Think terroir, in every aspect.
And if a wine region called “Heaven on Earth” intrigues you, have a look here to see just how beautiful it is.
• Ataraxia Serenity 2008
What counts is the final result: fruit forward, initially, with vibrant plum and blue fruit, it invites you in with silky tannins, good length, some spicy hints and a touch of mineral, before a smooth and lingering finish. 91 pts.
While you might have to wait a while to taste Kevin’s wine in BC, here’s a couple of other worthy blends that you can track down.
• Glen Carlou Grand Classique 2009. Arguably one of the best value Bordeaux style blends on BC liquor store shelves (and, yes, you can easily find the Cabernet dominated breakdown). Here’s a drop that’s perfect for pairing with fall inspired stews and serious steaks. Up front red and black fruit with cocoa and mocha notes, with a touch of spice, wrapped in easy tannins. The Deal: BCLS $20.99 90 pts.
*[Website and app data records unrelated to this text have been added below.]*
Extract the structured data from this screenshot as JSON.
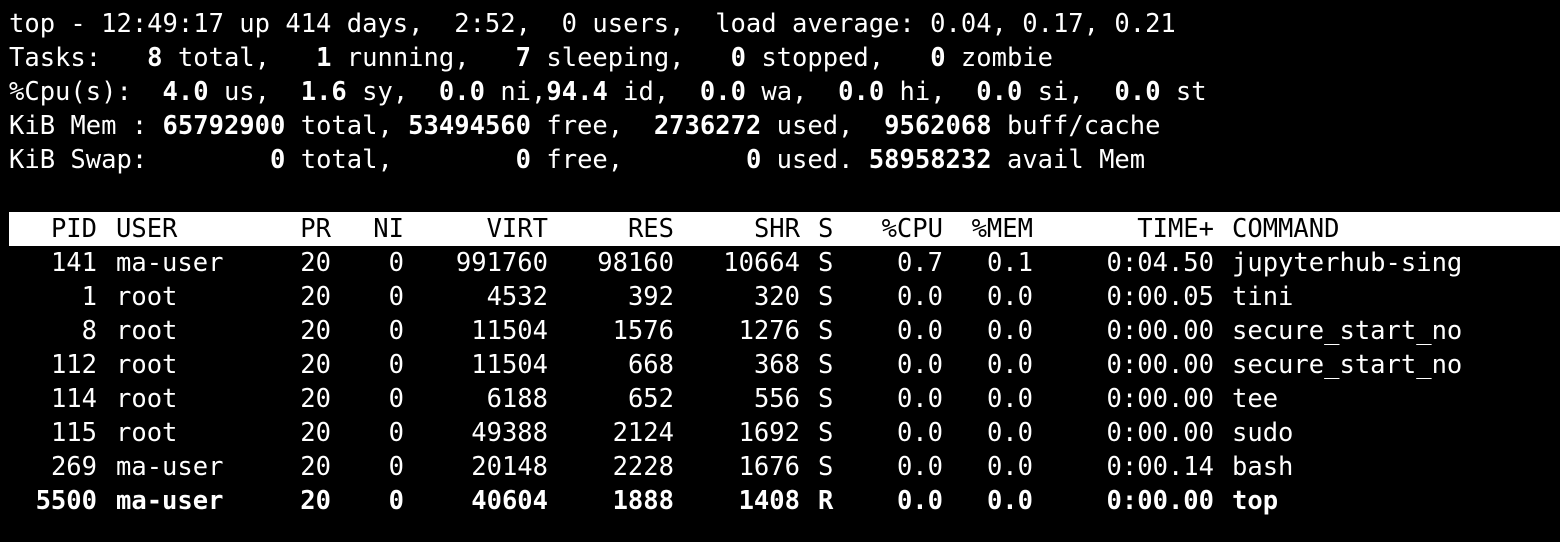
{
  "summary": {
    "uptime": {
      "prefix": "top - 12:49:17 up 414 days,  2:52,  0 users,  load average: 0.04, 0.17, 0.21"
    },
    "tasks": {
      "label": "Tasks: ",
      "total": "  8",
      "total_label": " total, ",
      "running": "  1",
      "running_label": " running, ",
      "sleeping": "  7",
      "sleeping_label": " sleeping, ",
      "stopped": "  0",
      "stopped_label": " stopped, ",
      "zombie": "  0",
      "zombie_label": " zombie"
    },
    "cpu": {
      "label": "%Cpu(s): ",
      "us": " 4.0",
      "us_label": " us, ",
      "sy": " 1.6",
      "sy_label": " sy, ",
      "ni": " 0.0",
      "ni_label": " ni,",
      "id": "94.4",
      "id_label": " id, ",
      "wa": " 0.0",
      "wa_label": " wa, ",
      "hi": " 0.0",
      "hi_label": " hi, ",
      "si": " 0.0",
      "si_label": " si, ",
      "st": " 0.0",
      "st_label": " st"
    },
    "mem": {
      "label": "KiB Mem : ",
      "total": "65792900",
      "total_label": " total,",
      "free": " 53494560",
      "free_label": " free, ",
      "used": " 2736272",
      "used_label": " used, ",
      "buff": " 9562068",
      "buff_label": " buff/cache"
    },
    "swap": {
      "label": "KiB Swap: ",
      "total": "       0",
      "total_label": " total, ",
      "free": "       0",
      "free_label": " free, ",
      "used": "       0",
      "used_label": " used.",
      "avail": " 58958232",
      "avail_label": " avail Mem"
    }
  },
  "table": {
    "headers": {
      "pid": "PID",
      "user": "USER",
      "pr": "PR",
      "ni": "NI",
      "virt": "VIRT",
      "res": "RES",
      "shr": "SHR",
      "s": "S",
      "cpu": "%CPU",
      "mem": "%MEM",
      "time": "TIME+",
      "command": "COMMAND"
    },
    "rows": [
      {
        "pid": "141",
        "user": "ma-user",
        "pr": "20",
        "ni": "0",
        "virt": "991760",
        "res": "98160",
        "shr": "10664",
        "s": "S",
        "cpu": "0.7",
        "mem": "0.1",
        "time": "0:04.50",
        "command": "jupyterhub-sing"
      },
      {
        "pid": "1",
        "user": "root",
        "pr": "20",
        "ni": "0",
        "virt": "4532",
        "res": "392",
        "shr": "320",
        "s": "S",
        "cpu": "0.0",
        "mem": "0.0",
        "time": "0:00.05",
        "command": "tini"
      },
      {
        "pid": "8",
        "user": "root",
        "pr": "20",
        "ni": "0",
        "virt": "11504",
        "res": "1576",
        "shr": "1276",
        "s": "S",
        "cpu": "0.0",
        "mem": "0.0",
        "time": "0:00.00",
        "command": "secure_start_no"
      },
      {
        "pid": "112",
        "user": "root",
        "pr": "20",
        "ni": "0",
        "virt": "11504",
        "res": "668",
        "shr": "368",
        "s": "S",
        "cpu": "0.0",
        "mem": "0.0",
        "time": "0:00.00",
        "command": "secure_start_no"
      },
      {
        "pid": "114",
        "user": "root",
        "pr": "20",
        "ni": "0",
        "virt": "6188",
        "res": "652",
        "shr": "556",
        "s": "S",
        "cpu": "0.0",
        "mem": "0.0",
        "time": "0:00.00",
        "command": "tee"
      },
      {
        "pid": "115",
        "user": "root",
        "pr": "20",
        "ni": "0",
        "virt": "49388",
        "res": "2124",
        "shr": "1692",
        "s": "S",
        "cpu": "0.0",
        "mem": "0.0",
        "time": "0:00.00",
        "command": "sudo"
      },
      {
        "pid": "269",
        "user": "ma-user",
        "pr": "20",
        "ni": "0",
        "virt": "20148",
        "res": "2228",
        "shr": "1676",
        "s": "S",
        "cpu": "0.0",
        "mem": "0.0",
        "time": "0:00.14",
        "command": "bash"
      },
      {
        "pid": "5500",
        "user": "ma-user",
        "pr": "20",
        "ni": "0",
        "virt": "40604",
        "res": "1888",
        "shr": "1408",
        "s": "R",
        "cpu": "0.0",
        "mem": "0.0",
        "time": "0:00.00",
        "command": "top",
        "highlighted": true
      }
    ]
  },
  "colors": {
    "background": "#000000",
    "foreground": "#ffffff",
    "header_bar": "#ffffff",
    "header_text": "#000000"
  }
}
• De Martino Las Cruces Old Vines 2010 (Cachapoal). From one of Chile’s most dynamic producers, this wine is emblematic of the ‘new’ Chile but from an older vineyard planted in the late 1950s, primarily to Malbec with Carmenere and some Cab.Sauv. The wine is the sum of its bush vine parts, rewarding with a rich and textured palate damson and chewy chocolate notes with well balanced fruit and oak. Private stores c. $50, 91 pts.